    To be clear upfront - NOT NOW!!!! I'm not looking for a green light to go 'rescue' some pathos case I found on Petfinder. This is just a general question about how feasible/hard is it to add a second dog to a long-term one-dog household. I feel guilty just thinking about it I've always had one at a time, but for a variety of reasons, I've been thinking about adding a second dog this time, if the stars align and my finances allow.

  • #2

    How long have you had 1 sod only? I know you say only dog, do you leave him/her alone alot? How spoiled is this dog? Time in your lap? Can you tell if it is a jealous dog? When I go to my moms her dog FREAKs out when i bring mine in. He is extremely jealous, has no reason to be. Not mean tho. I guess you know your dog. Good luck!
    Another killer of threads


    • #3
      I think it depends on how your current dogs acts. Do you take him/her to do the dog park? to visit other friends? Does anyone bring their dog to your house? How does your dog react to it? I think these kinds of things will tell you how your dog will react to a new dog.
      Most importantly when you bring the new dog in you need to make sure you still treat your dog like top dog. Don't bring a new dog in and then feed it first, pet it first, give it treats first. If you can bring the new dog in for a test run/meet that would be great as well. My friend has two dogs (one very dominant female and one very submissive male, both have been neutered) and she brings in fosters on a regular basis.

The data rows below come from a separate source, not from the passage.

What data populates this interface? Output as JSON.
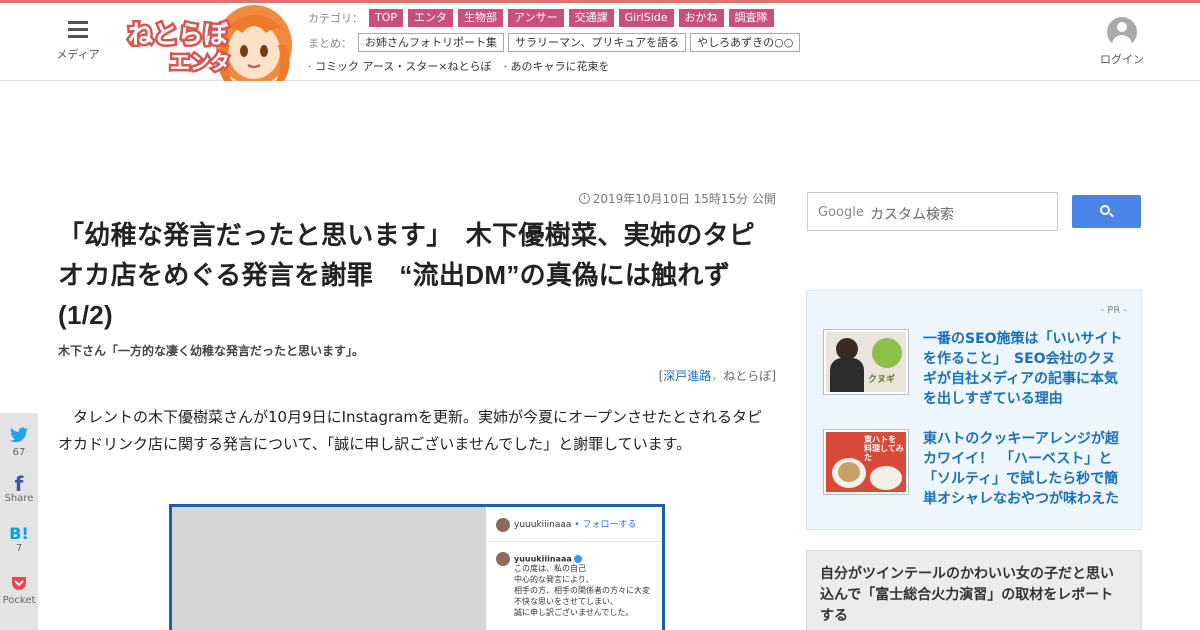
{
  "header": {
    "menu_label": "メディア",
    "logo_text_main": "ねとらぼ",
    "logo_text_sub": "エンタ",
    "category_label": "カテゴリ：",
    "categories": [
      "TOP",
      "エンタ",
      "生物部",
      "アンサー",
      "交通課",
      "GirlSide",
      "おかね",
      "調査隊"
    ],
    "summary_label": "まとめ：",
    "summaries": [
      "お姉さんフォトリポート集",
      "サラリーマン、プリキュアを語る",
      "やしろあずきの○○"
    ],
    "features": [
      "· コミック アース・スター×ねとらぼ",
      "· あのキャラに花束を"
    ],
    "login_label": "ログイン"
  },
  "share": {
    "twitter_icon": "twitter-icon",
    "twitter_count": "67",
    "facebook_label": "Share",
    "hatena_icon_text": "B!",
    "hatena_count": "7",
    "pocket_label": "Pocket"
  },
  "article": {
    "pubdate": "2019年10月10日 15時15分 公開",
    "headline": "「幼稚な発言だったと思います」　木下優樹菜、実姉のタピオカ店をめぐる発言を謝罪　“流出DM”の真偽には触れず (1/2)",
    "subhead": "木下さん「一方的な凄く幼稚な発言だったと思います」。",
    "byline_open": "[",
    "author": "深戸進路",
    "byline_sep": "，",
    "publisher": "ねとらぼ",
    "byline_close": "]",
    "body": "　タレントの木下優樹菜さんが10月9日にInstagramを更新。実姉が今夏にオープンさせたとされるタピオカドリンク店に関する発言について、「誠に申し訳ございませんでした」と謝罪しています。"
  },
  "figure": {
    "ig_user": "yuuukiiinaaa",
    "ig_follow": "• フォローする",
    "ig_post": "この度は、私の自己\n中心的な発言により、\n相手の方、相手の関係者の方々に大変\n不快な思いをさせてしまい、\n誠に申し訳ございませんでした。\n\n私の発言は\nいくら大切な家族のための事とは言え"
  },
  "sidebar": {
    "search_logo": "Google",
    "search_placeholder": "カスタム検索",
    "pr_label": "- PR -",
    "pr_items": [
      {
        "title": "一番のSEO施策は「いいサイトを作ること」　SEO会社のクヌギが自社メディアの記事に本気を出しすぎている理由",
        "thumb_text": "クヌギ"
      },
      {
        "title": "東ハトのクッキーアレンジが超カワイイ！　「ハーベスト」と「ソルティ」で試したら秒で簡単オシャレなおやつが味わえた",
        "thumb_text": "東ハトを料理してみた"
      }
    ],
    "rank_text": "自分がツインテールのかわいい女の子だと思い込んで「富士総合火力演習」の取材をレポートする"
  },
  "colors": {
    "accent_bar": "#d9776e",
    "category_tag": "#c8507e",
    "link_blue": "#1a6fb5",
    "search_button": "#4a84e6",
    "figure_border": "#1c5fa8"
  }
}
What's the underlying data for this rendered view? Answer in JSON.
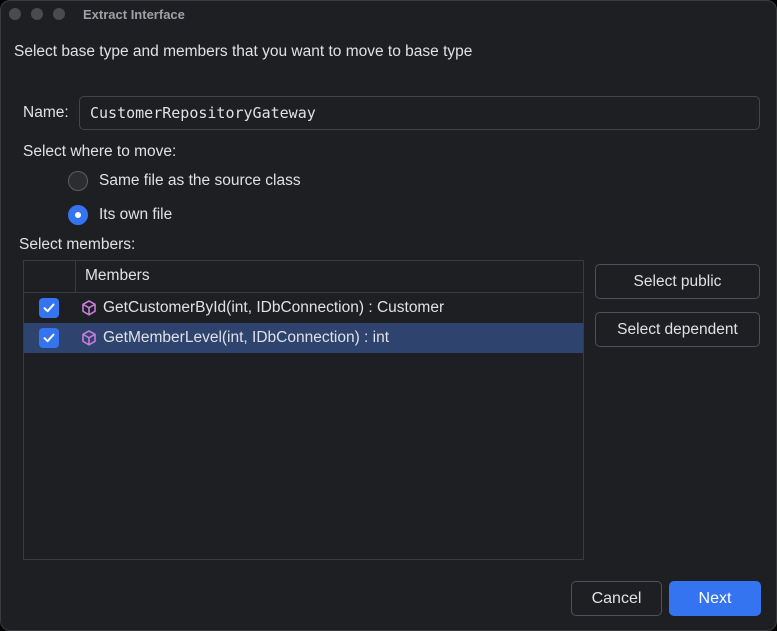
{
  "window": {
    "title": "Extract Interface"
  },
  "dialog": {
    "instruction": "Select base type and members that you want to move to base type",
    "name_label": "Name:",
    "name_value": "CustomerRepositoryGateway",
    "where_label": "Select where to move:",
    "move_options": [
      {
        "label": "Same file as the source class",
        "selected": false
      },
      {
        "label": "Its own file",
        "selected": true
      }
    ],
    "members_label": "Select members:",
    "members_table": {
      "column_header": "Members",
      "rows": [
        {
          "label": "GetCustomerById(int, IDbConnection) : Customer",
          "checked": true,
          "selected": false
        },
        {
          "label": "GetMemberLevel(int, IDbConnection) : int",
          "checked": true,
          "selected": true
        }
      ]
    },
    "side_buttons": {
      "select_public": "Select public",
      "select_dependent": "Select dependent"
    },
    "footer": {
      "cancel": "Cancel",
      "next": "Next"
    }
  },
  "icons": {
    "member": "method-cube-icon",
    "check": "check-icon"
  },
  "colors": {
    "accent": "#3574f0",
    "background": "#1e1f22",
    "selected_row": "#2e436e",
    "member_icon": "#c77dd9"
  }
}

They always stay on the sun porch to start off with, always go into the crate when she's not home (other dogs get free roam of the house all the time), and when she does start letting them in the house they start off while her two dogs are outside. She's only had one or two that just really did not get along with her female dog.
      Custom Painted Brushes: spcustombrushes@gmail.com

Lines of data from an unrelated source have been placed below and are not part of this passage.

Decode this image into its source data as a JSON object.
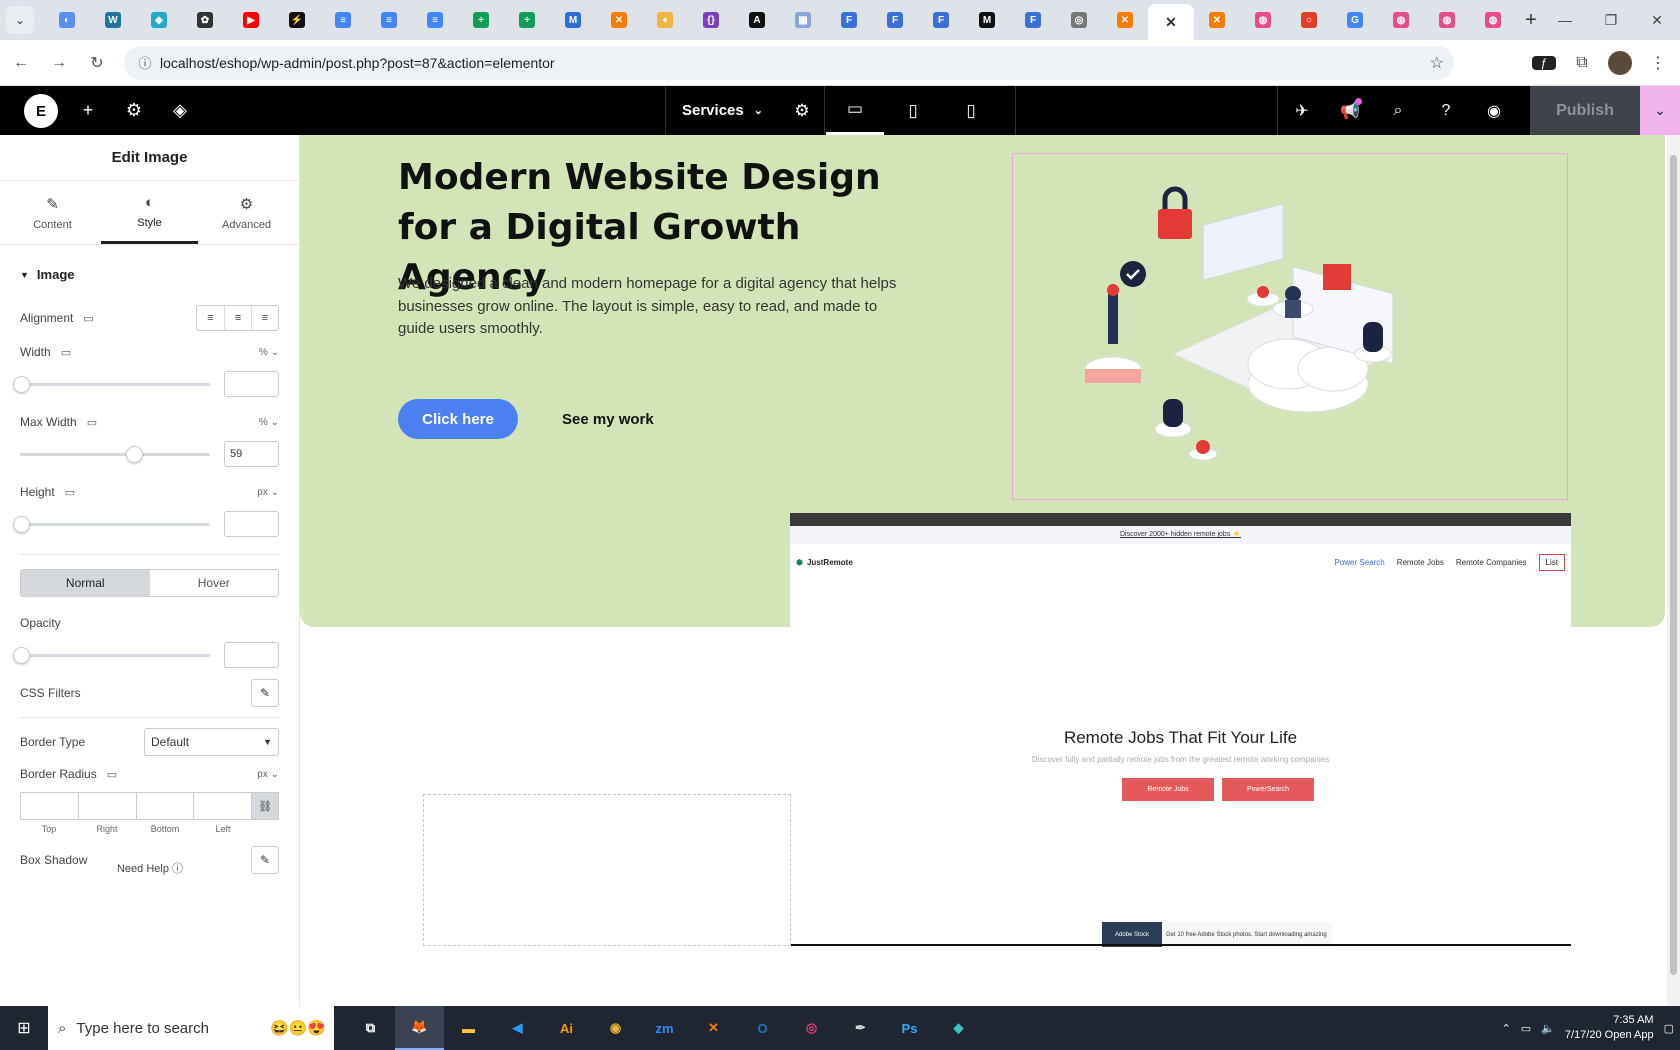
{
  "browser": {
    "url": "localhost/eshop/wp-admin/post.php?post=87&action=elementor",
    "tabs": [
      {
        "icon": "app-icon",
        "color": "#5b8def",
        "glyph": "◐"
      },
      {
        "icon": "wordpress-icon",
        "color": "#21759b",
        "glyph": "W"
      },
      {
        "icon": "app-icon",
        "color": "#24a9c6",
        "glyph": "◆"
      },
      {
        "icon": "openai-icon",
        "color": "#333333",
        "glyph": "✿"
      },
      {
        "icon": "youtube-icon",
        "color": "#ff0000",
        "glyph": "▶"
      },
      {
        "icon": "bolt-icon",
        "color": "#111111",
        "glyph": "⚡"
      },
      {
        "icon": "docs-icon",
        "color": "#4285f4",
        "glyph": "≡"
      },
      {
        "icon": "docs-icon",
        "color": "#4285f4",
        "glyph": "≡"
      },
      {
        "icon": "docs-icon",
        "color": "#4285f4",
        "glyph": "≡"
      },
      {
        "icon": "sheets-icon",
        "color": "#0f9d58",
        "glyph": "+"
      },
      {
        "icon": "sheets-icon",
        "color": "#0f9d58",
        "glyph": "+"
      },
      {
        "icon": "app-icon",
        "color": "#2a6fd6",
        "glyph": "M"
      },
      {
        "icon": "xampp-icon",
        "color": "#f57c00",
        "glyph": "✕"
      },
      {
        "icon": "app-icon",
        "color": "#f2b43a",
        "glyph": "♦"
      },
      {
        "icon": "code-icon",
        "color": "#7a3fc0",
        "glyph": "{}"
      },
      {
        "icon": "app-icon",
        "color": "#111111",
        "glyph": "A"
      },
      {
        "icon": "app-icon",
        "color": "#8aa6d8",
        "glyph": "▦"
      },
      {
        "icon": "forms-icon",
        "color": "#3b6fd8",
        "glyph": "F"
      },
      {
        "icon": "forms-icon",
        "color": "#3b6fd8",
        "glyph": "F"
      },
      {
        "icon": "forms-icon",
        "color": "#3b6fd8",
        "glyph": "F"
      },
      {
        "icon": "medium-icon",
        "color": "#111111",
        "glyph": "M"
      },
      {
        "icon": "forms-icon",
        "color": "#3b6fd8",
        "glyph": "F"
      },
      {
        "icon": "globe-icon",
        "color": "#777777",
        "glyph": "◎"
      },
      {
        "icon": "xampp-icon",
        "color": "#f57c00",
        "glyph": "✕"
      },
      {
        "icon": "close-icon",
        "color": "#ffffff",
        "glyph": "✕",
        "active": true
      },
      {
        "icon": "xampp-icon",
        "color": "#f57c00",
        "glyph": "✕"
      },
      {
        "icon": "dribbble-icon",
        "color": "#ea4c89",
        "glyph": "◍"
      },
      {
        "icon": "app-icon",
        "color": "#e0402a",
        "glyph": "○"
      },
      {
        "icon": "google-icon",
        "color": "#4285f4",
        "glyph": "G"
      },
      {
        "icon": "dribbble-icon",
        "color": "#ea4c89",
        "glyph": "◍"
      },
      {
        "icon": "dribbble-icon",
        "color": "#ea4c89",
        "glyph": "◍"
      },
      {
        "icon": "dribbble-icon",
        "color": "#ea4c89",
        "glyph": "◍"
      }
    ]
  },
  "editor": {
    "page_name": "Services",
    "publish_label": "Publish"
  },
  "panel": {
    "title": "Edit Image",
    "tabs": [
      {
        "label": "Content",
        "icon": "pencil-icon"
      },
      {
        "label": "Style",
        "icon": "contrast-icon"
      },
      {
        "label": "Advanced",
        "icon": "gear-icon"
      }
    ],
    "section": "Image",
    "alignment_label": "Alignment",
    "width_label": "Width",
    "width_unit": "%",
    "width_value": "",
    "max_width_label": "Max Width",
    "max_width_unit": "%",
    "max_width_value": "59",
    "height_label": "Height",
    "height_unit": "px",
    "height_value": "",
    "state_normal": "Normal",
    "state_hover": "Hover",
    "opacity_label": "Opacity",
    "opacity_value": "",
    "css_filters_label": "CSS Filters",
    "border_type_label": "Border Type",
    "border_type_value": "Default",
    "border_radius_label": "Border Radius",
    "border_radius_unit": "px",
    "dim_top": "Top",
    "dim_right": "Right",
    "dim_bottom": "Bottom",
    "dim_left": "Left",
    "box_shadow_label": "Box Shadow",
    "need_help": "Need Help",
    "slider_levels": {
      "width": 0,
      "max_width": 0.59,
      "height": 0,
      "opacity": 0
    }
  },
  "canvas": {
    "heading": "Modern Website Design for a Digital Growth Agency",
    "paragraph": "We designed a clean and modern homepage for a digital agency that helps businesses grow online. The layout is simple, easy to read, and made to guide users smoothly.",
    "cta_primary": "Click here",
    "cta_secondary": "See my work",
    "hero_bg": "#d3e5b8",
    "accent": "#4a80ef",
    "embedded": {
      "promo": "Discover 2000+ hidden remote jobs ⚡",
      "logo": "JustRemote",
      "nav": [
        "Power Search",
        "Remote Jobs",
        "Remote Companies"
      ],
      "nav_list": "List",
      "heading": "Remote Jobs That Fit Your Life",
      "sub": "Discover fully and partially remote jobs from the greatest remote working companies",
      "btn1": "Remote Jobs",
      "btn2": "PowerSearch",
      "ad_label": "Adobe Stock",
      "ad_text": "Get 10 free Adobe Stock photos. Start downloading amazing"
    }
  },
  "taskbar": {
    "search_placeholder": "Type here to search",
    "apps": [
      {
        "name": "task-view-icon",
        "glyph": "⧉"
      },
      {
        "name": "firefox-icon",
        "glyph": "🦊",
        "active": true
      },
      {
        "name": "file-explorer-icon",
        "glyph": "▬"
      },
      {
        "name": "vscode-icon",
        "glyph": "◀"
      },
      {
        "name": "illustrator-icon",
        "glyph": "Ai"
      },
      {
        "name": "chrome-icon",
        "glyph": "◉"
      },
      {
        "name": "zoom-icon",
        "glyph": "zm"
      },
      {
        "name": "xampp-icon",
        "glyph": "✕"
      },
      {
        "name": "outlook-icon",
        "glyph": "O"
      },
      {
        "name": "creative-cloud-icon",
        "glyph": "◎"
      },
      {
        "name": "pen-icon",
        "glyph": "✒"
      },
      {
        "name": "photoshop-icon",
        "glyph": "Ps"
      },
      {
        "name": "app-icon",
        "glyph": "◆"
      }
    ],
    "time": "7:35 AM",
    "date": "7/17/20",
    "open_app": "Open App"
  }
}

      • Original Poster

        She doesn't really like being on my lap as it's too confining, and too hard for the Greatest Sheepdog In The World to monitor potentially moveable objects from the claustrophobic embrace of a maudlin owner but she's pretty spoiled. We don't go to dog parks, but that's because I just don't like them, not for any behavioral reason of hers. She has regular visits with a few dogs and she's okay with them. She always wants to be king of the mountain, and that can be a source of friction with other dogs, but it's never turned ugly (ie, loud but no biting or attacking on either side). She is bark/jump/push territorial and possessive of the house and me. If I did get another dog, it would be after a move to a new place, though, so that might help. She adores cats, and shows no jealousy/possessiveness with them. So I wonder if she'd take it easier if the new dog came as a puppy.

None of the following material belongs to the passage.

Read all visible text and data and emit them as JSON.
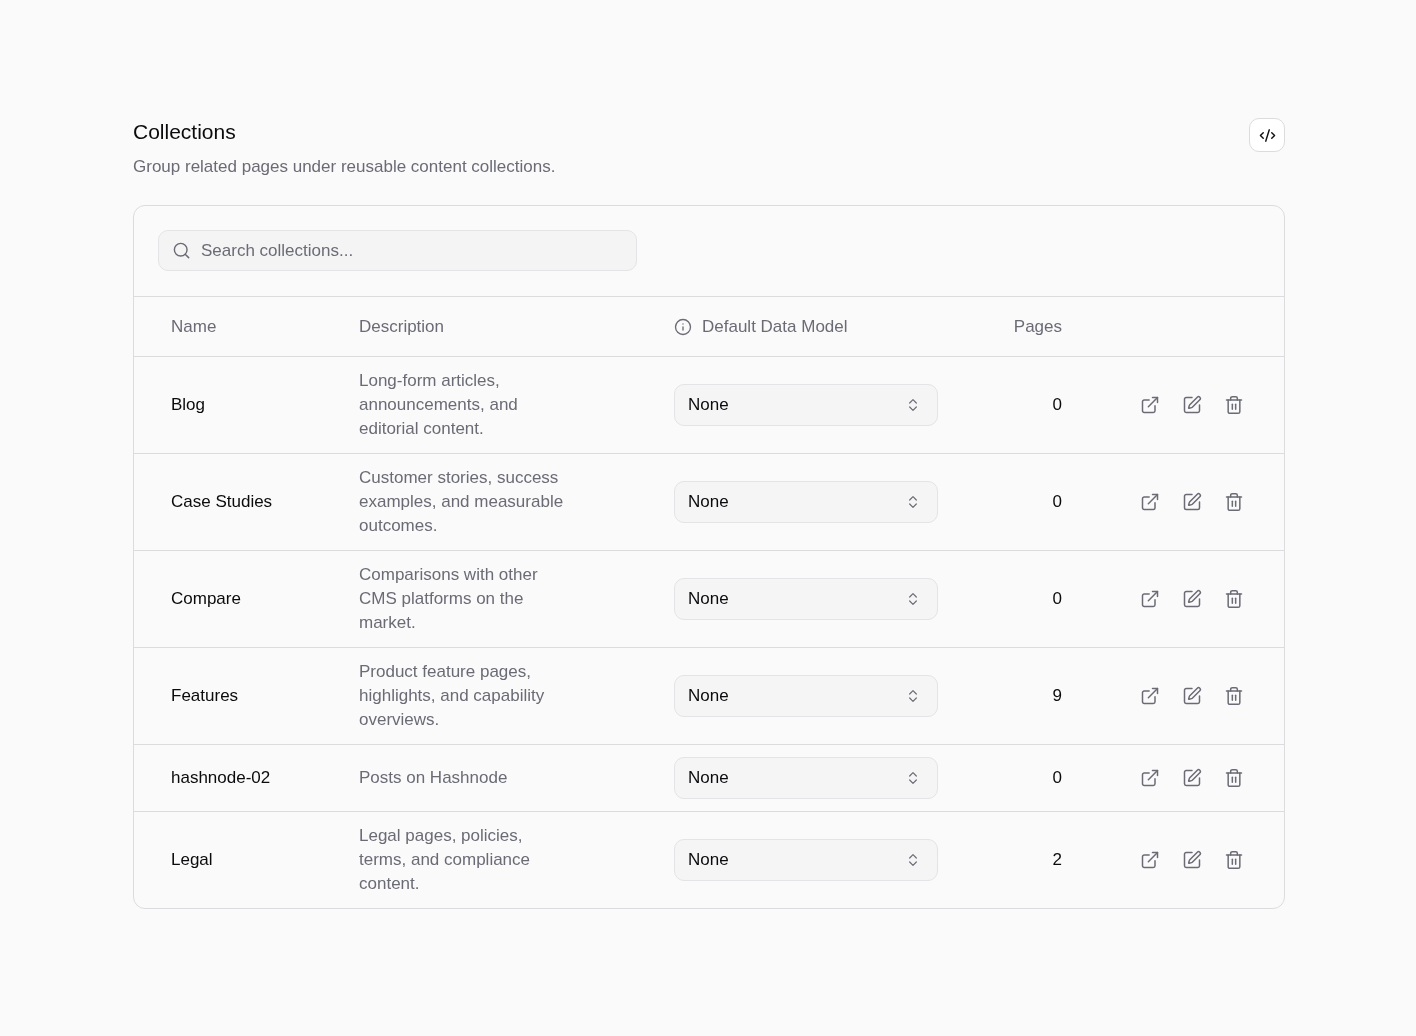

        • #5
          From my experience, the easiest way to add a second dog is the opposite sex puppy. But some don't have the time/setup to deal with a puppy, so if you end up with an adult, I would look at a male, and a submissive type. It's really annoying when the two are always vying for top dog. Of course, always bring her with you to meet any potential newbies on neutral ground. I personally love having two. Not really any more work than 1 and they can keep each other company if I'm away. Plus, my single was getting a *bit* too attached to me and would get weird when I was away. New baby seems to be helping that a lot!
          When the student is ready, the teacher will appear.


          • #6
            We adopted an older ( spayed) female last spring. We are usually a 2 dog household, but had only one dog for about a year after the death of our old girl. We prefer females, but that's just us and after 30 years of "same sex" pets, haven't had any real problems. The dearly departed old girl was 13 when the "new" girl arrived ( 7months old)and they got on OK . A few growls and a nip or two to establish just who was ( still) in charge. After she died we waited a while and found an old girl at a shelter. We had one "meet and greet" at the shelter- just a walk down the road, before Lola came home . She walked in like she'd always been there- no stress, no fuss, no issues. She plays as hard as the now 2 1/2 year old . So, you never know how things will work out. You have to be on guard for a period of time. You've had some good ideas here. Try to meet on neutral ground if possible- maybe once or twice before the homecoming. The rescue advises removing all toys , separating feeding areas, especially for the first few weeks just to minimize any territorial excuses for a battle. Two dogs aren't much more trouble than one, and lots of fun.


            • #7
              As someone who has had more than one dog for over 22 yrs, I'd say go for it. I'd get a neutered male dog to go w/your female. I avoid puppies as they can really PO an adult dog that hasn't been around puppies regularly. I'd get another adult dog 2yrs old or older.

              All of the dogs I've had have all gotten along together great. I'm a big believer in walks though. They walk together the first time they meet, and I continue to walk them at least twice daily. It instills a sense of "being part of the pack", as well as eliminating excess energy.

              I'd go for opposite sexes for a first additional dog. Some of the worst fights I've ever heard of have been between females.

              If you are worried that the dogs won't be as attached to you because they have a buddy, don't be. Mine still follow me around if I leave a room, and each want some individual attention. But they do play with each other a lot, and seem to enjoy having company.